The Transport Disruption ontology provides a formal framework for modelling travel and transport related events that have a disruptive impact on an agent's planned travel.
The ontology can be considered as consisting of two main sections: classes modelling the disruptive event and its impact on an agent’s plan, and a hierarchy of travel and transport related events.
For details of the ontology itself, please see the ontology documentation. The ontology is also available in TTL and RDF/XML encodings either directly or through content negotiation using the http://purl.org/td/transportdisruption namespace.
Throughout this page, examples are defined in the TTL format using the following namespaces:
@prefix : <http://www.example.com/transportdisruption#> . @prefix td: <http://purl.org/td/transportdisruption#> . @prefix tl: <http://purl.org/NET/c4dm/timeline.owl#> . @prefix event: <http://purl.org/NET/c4dm/event.owl#> . @prefix xsd: <http://www.w3.org/2001/XMLSchema#> . @prefix geo: <http://www.w3.org/2003/01/geo/wgs84_pos#> . @prefix foaf: <http://xmlns.com/foaf/0.1/> . @base <http://www.example.com/transportdisruption> .
While the ontology documentation is useful, some examples are also useful! Lets consider an simple example where there will be roadworks on Union Street in Aberdeen, UK taking place overnight from 19:00 on Monday 20 October 2015 until 06:00 Tuesday 21 October 2015, and as a result the road will be closed. This can be represented as:
:roadworks a td:Roadworks; event:place :roadworksLocation; event:time :mondayNight. :roadworksLocation a geo:Point; geo:lat "57.146451"; geo:long "-2.09872". :mondayNight a tl:Interval; tl:beginsAtDateTime "2015-10-20T19:00:00"^^xsd:dateTime; tl:endsAtDateTime "2015-10-21T07:00:00"^^xsd:dateTime. :roadclosure a td:RoadClosure; event:place <http://linkedgeodata.org/page/triplify/way95288246>; event:time :mondayNight; event:factor :roadworks.
A couple of things to note about this example:
- The roadworks are located with a geolocation consisting of latitude and longitude values specifying where the roadworks are taking place.

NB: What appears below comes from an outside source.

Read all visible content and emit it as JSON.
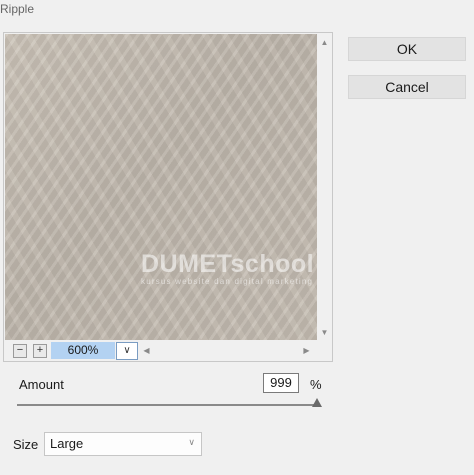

- The road closure is located using the LinkedGeoData representation of one of the OpenStreetMap ways for Union Street, Aberdeen, UK. As this particular road consists of multiple ways, we could have added them all, but this particular one is fine indicating the part of the road that is closed.
- As both the roadworks and road closure occur at the same time, they use the same interval (defined using the Interval class of the Timeline ontology).

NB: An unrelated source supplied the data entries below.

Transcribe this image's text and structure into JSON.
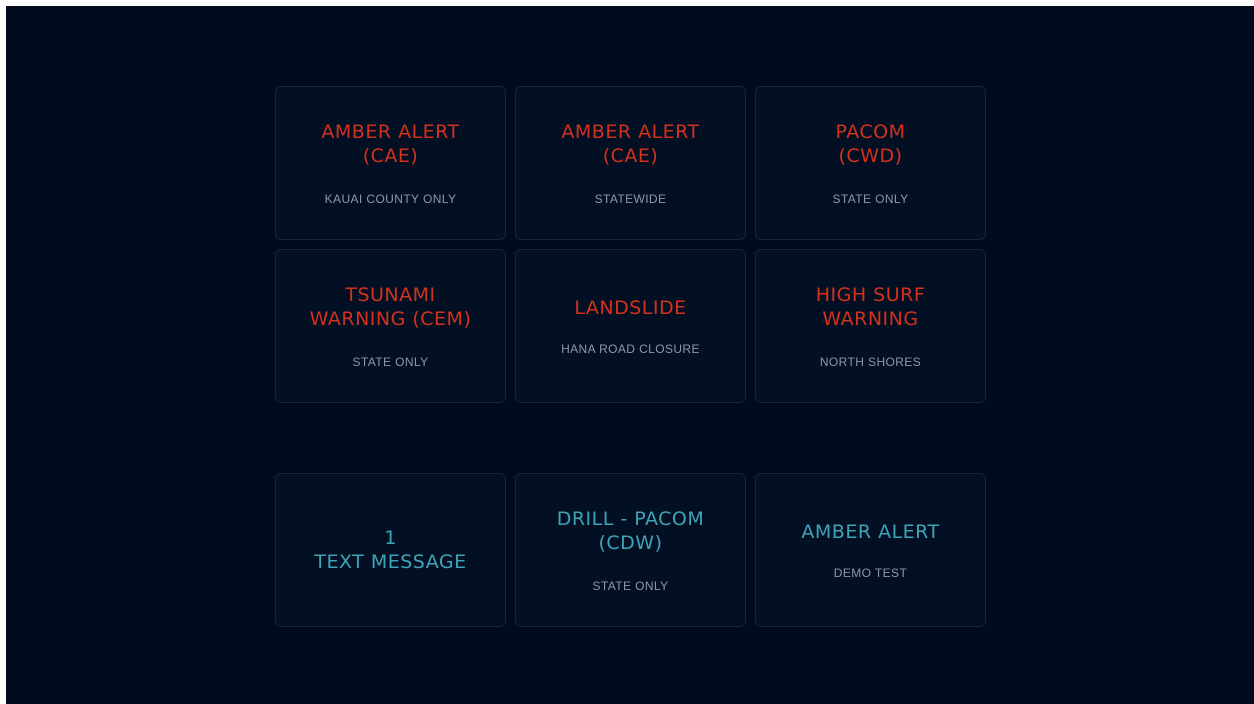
{
  "alert_tiles": [
    {
      "title": "AMBER ALERT\n(CAE)",
      "subtitle": "KAUAI COUNTY ONLY"
    },
    {
      "title": "AMBER ALERT\n(CAE)",
      "subtitle": "STATEWIDE"
    },
    {
      "title": "PACOM\n(CWD)",
      "subtitle": "STATE ONLY"
    },
    {
      "title": "TSUNAMI\nWARNING (CEM)",
      "subtitle": "STATE ONLY"
    },
    {
      "title": "LANDSLIDE",
      "subtitle": "HANA ROAD CLOSURE"
    },
    {
      "title": "HIGH SURF\nWARNING",
      "subtitle": "NORTH SHORES"
    }
  ],
  "test_tiles": [
    {
      "title": "1\nTEXT MESSAGE"
    },
    {
      "title": "DRILL - PACOM\n(CDW)",
      "subtitle": "STATE ONLY"
    },
    {
      "title": "AMBER ALERT",
      "subtitle": "DEMO TEST"
    }
  ],
  "colors": {
    "background": "#020b1d",
    "tile_border": "#15263d",
    "alert_title": "#d2321c",
    "test_title": "#3fa3b8",
    "subtitle": "#8e97a6"
  }
}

- The relationship between the two events (i.e. that the road closure is due to the roadworks) is captured by the
eg:roadclosed event:factor :roadworkstriple.

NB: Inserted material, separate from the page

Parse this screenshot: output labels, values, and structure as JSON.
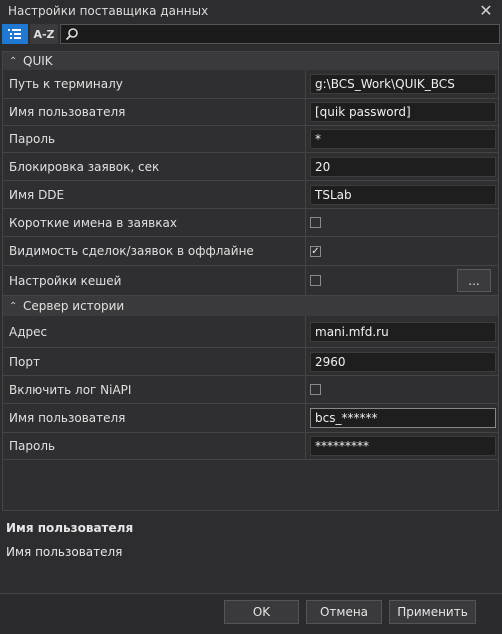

OK, so we have some events, now lets consider the travel plans of Bob, who was due to drive along that part of Union Street on his way to work that evening:
:bob a foaf:Person; td:hasPlan :driveToWork. :bobsDriveToWork a td:Plan; :time [ tl:beginsAtDateTime "2015-10-20T20:30:00"^^xsd:dateTime; tl:endsAtDateTime "2015-10-20T20:55:00"^^xsd:dateTime. ]; :route [ .... <http://linkedgeodata.org/page/triplify/way95288246>, ... ].
As Bob will be travelling when the road is closed, he is not going to be able to complete his journey as normal. Most likely he is going to have to divert his route to avoid the road closure. Using the Transport Disruption ontology, this could be represented as follows:
:alternativeRouteNecessary a td:DisruptiveImpact; td:relevantTo :bob; td:impactsOn :bobsDriveToWork; td:hasCause :roadclosure.
td:hasCause is the inverse property of
td:casuseOf the triple
eg:alternativeRouteNecessary td:hasCause eg:roadclosure will result in the following inference
:roadclosure td:causeOf :alternativeRouteNecessary.
And as such the
eg:roadclosure is now considered to be a disruptive event as it has had a disruptive impact on Bob's travel plans, captured by the following assertion:
:roadclosure a td:DisruptiveEvent.
The full example is available here.
For more information about the ontology itself:
- See the ISWC 2015 paper The Transport Disruption Ontology, which describes the design process and an example use case.
- Use the issues board on the main github project page.
- Contact David Corsar either on here (@dcorsar), via his website, or via Twitter with comments, questions, etc. or to request an invite to the github project.